I don’t Trust You - but I do trust your Rating!
PricewaterhouseCoopers projections suggest the “sharing economy” is in for a global revenue explosion.
Companies offering services in this space like Uber, Zipcar and Airbnb could be pulling in as much as $335 billion (today about $15 billion) by 2025.
This reflects, according to a market analysis, some fundamental shifts in consumer behaviour. Companies are predicated on trust among strangers at the same time as general trust in society is actually falling.
Only 29 per cent of consumers PwC surveyed said they trust people more today than they did in the past. And 62 per cent said they trust brands less today.
So consumers don’t trust people, yet they allow hundreds of thousands of strangers to rent their bedrooms or drive their cars.
PwC’s answer to this is “If trust in individuals and institutions is waning or at best holding steady, faith in the aggregate is growing.”
In other words, I don’t trust you, Mr Uber driver but I do trust the 4.9-star average rating of all the people who’ve been in your car before.

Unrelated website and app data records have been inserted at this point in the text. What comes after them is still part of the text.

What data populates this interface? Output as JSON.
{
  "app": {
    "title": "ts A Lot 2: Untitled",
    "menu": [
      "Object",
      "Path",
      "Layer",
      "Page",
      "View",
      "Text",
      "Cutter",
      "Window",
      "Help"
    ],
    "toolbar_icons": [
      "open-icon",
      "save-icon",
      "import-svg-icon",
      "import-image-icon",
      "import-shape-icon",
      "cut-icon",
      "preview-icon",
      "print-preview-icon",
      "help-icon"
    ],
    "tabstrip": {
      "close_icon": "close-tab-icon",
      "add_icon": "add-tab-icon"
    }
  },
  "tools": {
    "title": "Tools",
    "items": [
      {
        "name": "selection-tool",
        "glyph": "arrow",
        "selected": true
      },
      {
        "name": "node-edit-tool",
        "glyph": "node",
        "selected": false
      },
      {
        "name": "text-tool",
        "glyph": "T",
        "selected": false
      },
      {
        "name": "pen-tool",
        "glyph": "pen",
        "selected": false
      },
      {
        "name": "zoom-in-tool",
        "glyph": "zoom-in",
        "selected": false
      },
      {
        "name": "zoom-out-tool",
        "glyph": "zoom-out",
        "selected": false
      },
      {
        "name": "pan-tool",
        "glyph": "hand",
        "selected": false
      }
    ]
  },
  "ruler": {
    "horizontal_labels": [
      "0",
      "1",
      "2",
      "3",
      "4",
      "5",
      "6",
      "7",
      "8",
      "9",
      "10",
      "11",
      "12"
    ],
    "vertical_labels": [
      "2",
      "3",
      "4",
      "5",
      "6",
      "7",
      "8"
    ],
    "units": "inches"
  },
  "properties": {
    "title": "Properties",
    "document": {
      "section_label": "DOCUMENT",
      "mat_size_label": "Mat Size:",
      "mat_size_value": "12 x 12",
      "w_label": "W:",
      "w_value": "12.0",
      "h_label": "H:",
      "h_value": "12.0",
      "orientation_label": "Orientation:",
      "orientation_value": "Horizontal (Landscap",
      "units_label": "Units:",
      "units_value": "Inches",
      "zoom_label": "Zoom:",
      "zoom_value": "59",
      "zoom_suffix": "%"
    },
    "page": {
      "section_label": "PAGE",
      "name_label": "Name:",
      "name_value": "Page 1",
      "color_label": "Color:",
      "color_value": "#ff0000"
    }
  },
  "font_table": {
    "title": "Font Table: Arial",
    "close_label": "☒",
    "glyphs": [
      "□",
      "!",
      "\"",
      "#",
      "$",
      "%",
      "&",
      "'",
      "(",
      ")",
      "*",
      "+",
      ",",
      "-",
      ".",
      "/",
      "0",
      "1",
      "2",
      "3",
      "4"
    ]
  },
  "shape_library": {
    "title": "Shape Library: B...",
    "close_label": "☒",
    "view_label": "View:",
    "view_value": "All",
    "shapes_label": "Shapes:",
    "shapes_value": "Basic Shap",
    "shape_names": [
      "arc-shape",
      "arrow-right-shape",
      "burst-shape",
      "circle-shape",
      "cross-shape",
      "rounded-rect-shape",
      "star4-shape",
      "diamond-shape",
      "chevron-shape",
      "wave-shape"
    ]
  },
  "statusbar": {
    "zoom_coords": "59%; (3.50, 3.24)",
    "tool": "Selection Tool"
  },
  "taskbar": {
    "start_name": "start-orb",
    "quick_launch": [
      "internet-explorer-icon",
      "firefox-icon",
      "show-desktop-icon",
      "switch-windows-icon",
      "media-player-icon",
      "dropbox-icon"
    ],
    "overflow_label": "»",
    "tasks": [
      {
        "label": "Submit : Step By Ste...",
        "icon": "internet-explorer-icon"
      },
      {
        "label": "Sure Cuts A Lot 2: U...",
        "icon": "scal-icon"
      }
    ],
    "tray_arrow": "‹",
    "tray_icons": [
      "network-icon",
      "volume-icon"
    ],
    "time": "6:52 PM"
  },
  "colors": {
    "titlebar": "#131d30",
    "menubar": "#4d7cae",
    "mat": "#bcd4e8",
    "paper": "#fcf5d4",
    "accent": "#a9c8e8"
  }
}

Confidence in the sharing economy is about trust between one person and the crowd.